The next morning after a decent night’s sleep and on another perfect cold blue morning we headed to the meeting point in Waterloo Place for our next tour with Heart of Scotland tours. We had wanted to cram as much of Scotland into our three days as we possibly could and chosen the independent Heart of Scotland based on their reviews for a day long tour outside of Edinburgh.
Our kilted and tattooed guide James was a real treat, sharing all manner of information as he talked non-stop from the moment of departure at 9am until our return shortly before 7pm. If you could select a guide he’d be the one to pick, knowledgeable, funny and passionate about his subject. An inveterate story teller I felt like I’d learned so much about Scotland’s rich history by the end of the day. The tour took us to Stirling Castle, Loch Lomond and GlenGoyne Distillery (which I sat out reading my kindle instead). We stopped for lunch and ate award winning pies but for me the real highlight of the day was the journey itself, the breathtaking views and James’ running commentary.
Having returned to Edinburgh and said our goodbyes I left JHubz and his parents to dine alone and was fast asleep by nine.
I’d been checking the weather reports the night before and was excitedly anticipating some promised snow and was not disappointed.
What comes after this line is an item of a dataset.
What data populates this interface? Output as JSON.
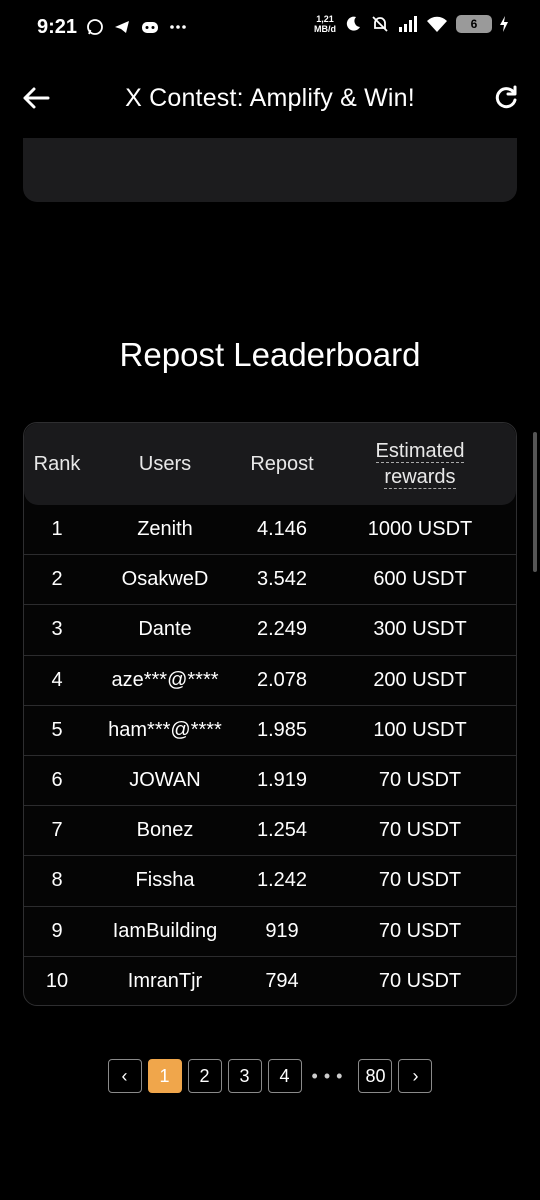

We enjoyed a lay in and woke to gentle flurries that soon turned into to an enchanting downfall – made all the more enchanting by my confidence that it would only snow for a few hours as predicted.
We spent our last day exploring the parts of the city we’d not yet reached and loosely following the route of another of Alan’s tours from a map he’d given us on Wednesday, along the Royal Mile from the castle to Holyrood finding Isle of Arran Cheddar along the way.
JHubz is a big fan of fudge and The Fudge House on Canongate was a real treat. A true independent, the fudge is lovingly made on site and is utterly scrumptious.
For lunch we treated ourselves to a seafood platter and blood orange Bellini at the White Horse seafood and oyster bar where the lovely waitress shared our excitement for the snow, coming from Australia it was the first time she’d ever seen it which was pretty cool.
A few hours and a quick flight later and we were driving home. WOW, Edinburgh is awesome, we were blessed with amazing albeit cold weather and I would most certainly return. Apparently the crowds over the summer can be pretty unbearable so spring and autumn might be the way to go although throughout our stay the preparations for what is clearly going to be an impressive New Years Eve street party had been underway throughout the city. In effect a security ring is being installed around the central area including the rides and stalls of the Christmas market to contain and protect the revellers. If you’re a fan of a big New Years celebration this is definitely one to add to the bucket list!